The #metoo movement achieved many important accomplishments when it went viral, but perhaps the most important was letting survivors of sexual assault, rape, and sexual harassment know that they are not alone. It would be wonderful if no one’s sexual boundaries were ever violated, but that is not how the current world functions. It is difficult to talk about sexual violence, but it is important. With understanding can come empathy and with empathy can come healing. The shame of sexual violence might keep people from speaking up, but speaking about what they endured may be just what survivors of sexual violence need to do. They may also need to hear important truths like… You are not responsible for what happened to you… you did not provoke this harm… you are strong… you can heal. Each person’s healing journey is unique, but victims of sexual violence often benefit from working with a therapist who understands the nature of sexual violence and how to heal from it. If your sexual boundaries have been violated, consider going to counseling for survivors of sexual violence.

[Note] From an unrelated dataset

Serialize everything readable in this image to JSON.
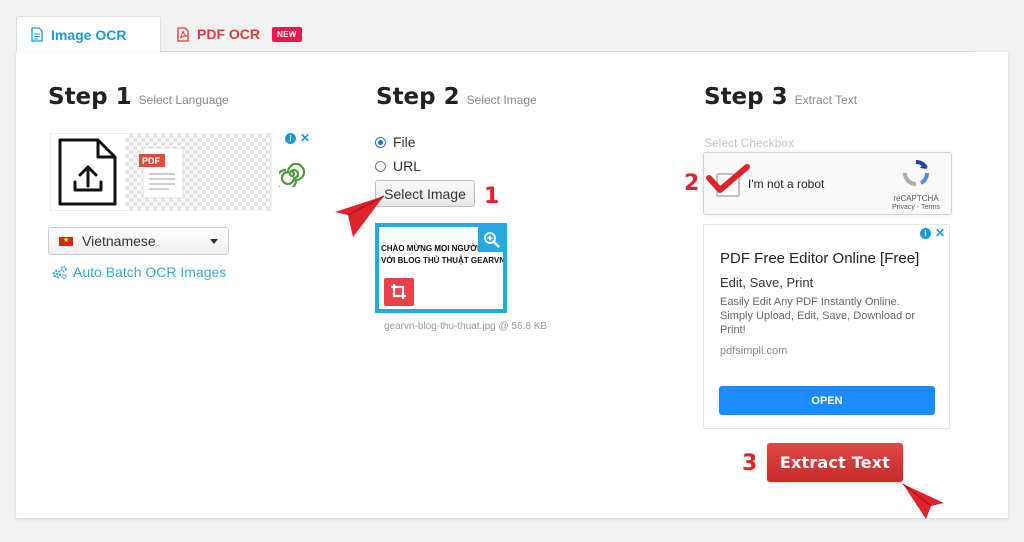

“I can be changed by what happens to me,
but I refuse to be reduced by it.”
— Maya Angelou
More and more, Thriveworks Virginia Beach is seeing clients who need help healing from sexual violence. If you have experienced a sexual assault, know that you are not alone. Our therapists understand the harm that sexual violence can cause, but we also know the healing that is possible.
Thinking about sexual violence is not pleasant; however, it is important. Knowing what forms sexual violence can take may empower victims to understand what happened to them. For those who have not lived through sexual violence, knowledge can promote empathy for those who have. Sexual violence is a broad term that can come in many forms, including child sexual abuse, sexual assault, incest, intimate partner violence, sexual harassment, rape, and more.

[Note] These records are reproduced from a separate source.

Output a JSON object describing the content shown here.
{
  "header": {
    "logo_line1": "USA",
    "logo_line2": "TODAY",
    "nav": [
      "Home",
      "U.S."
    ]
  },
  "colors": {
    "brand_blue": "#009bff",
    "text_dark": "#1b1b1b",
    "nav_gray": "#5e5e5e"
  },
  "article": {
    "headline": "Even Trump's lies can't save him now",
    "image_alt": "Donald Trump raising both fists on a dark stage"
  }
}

- Child Sexual Abuse – A child cannot consent to sex. Any form of sexual contact, including but not limited to exposing oneself, rape, and child pornography, with a child is child sexual abuse.
- Sexual Assault – Unwelcomed sexual touch, groping, or fondling is sexual assault. It includes attempted rape.
- Incest – When one family member rapes or sexually assaults another, that violence is considered incest.
- Intimacy Partner Sexual Violence – When a boyfriend, spouse, or girlfriend sexually assaults, harasses, or rapes their significant other, that act is intimacy partner sexual violence.
- Sexual Harassment – Inappropriate and undesired talk with sexual overtones, sexual advances, or solicitations for sexual favors are included in the definition of sexual harassment.
- Rape – Being forced or coerced into performing a sexual act upon oneself or on another individual. Rape includes any kind of penetration and oral sex.
The Rape, Abuse & Incest National Network (RAINN) has collected data on how, where, to whom, and how often sexual assault happens in the United States:
- Every 98 seconds, someone is sexually assaulted.
- 12 percent of sexual assaults (including rape) occur at or near a relative’s home.
- People ages 18-36 are most at risk for sexual harassment or assault.
- 55 percent of sexual assaults happen at or near the victim’s home.
- 1 in 6 women are the victims of an attempted or completed rape.
- 10 percent of rape victims are male.
- 7 percent of sexual assaults occur at school.
- 12 percent of sexual assault victims are working when it occurs.
Sexual Assault: The Fallout
When people’s sexual boundaries are violated, they often feel the impact of the assault long after the initial act has occurred. Sexual violence is often traumatizing to an individual, and each person responds to trauma in their own way. Nonetheless, there are common threads to what an individual may experience after the trauma of sexual violence, including both physical and emotional/psychological effects.
- Physical Effects. There are a number of injuries a victim can sustain during sexual violence. Victims are often cut or bruised. They may experience broken bones and more. Victims may also experience sexual injuries. They may contract a sexually transmitted disease (STD) or become pregnant.
- Psychological and Emotional Effects. Some of the deepest injuries sustained during sexual violence cannot be seen, but they are nonetheless real. Many victims speak of how the most painful part of sexual violence is the emotional and psychological impact of being violated. Post-traumatic Stress Disorder (PTSD) is often associated with combat veterans, but victims of sexual assault suffer from PTSD as well. With PTSD can come hyper-vigilance, nightmares, and flashbacks. Other mental health challenges are also common—depression, eating disorders, insomnia, self-harm, suicide ideation, and more.
Healing from Sexual Violence—Scheduling an Appointment at Thriveworks Virginia Beach
If you have lived through sexual violence, the therapists at Thriveworks Virginia Beach want to say that what happened to you does not define you. Sexual violence can leave many wounds, and the pain is real. Healing is also possible. Many survivors feel safe and whole again, and they often work with a therapist to learn how to heal their wounds and cope with the pain. If you are ready to reach out and meet with a therapist, we are ready to meet with you. When you call Thriveworks Virginia Beach, one of our scheduling specialists will answer. They will help you make an appointment, but you will never reach a voicemail. We offer evening and weekend sessions. New clients often meet with their therapist within 24 hours of their first call, but we do not put our clients on a waitlist. Many different insurance plans are also accepted. Call today for an appointment.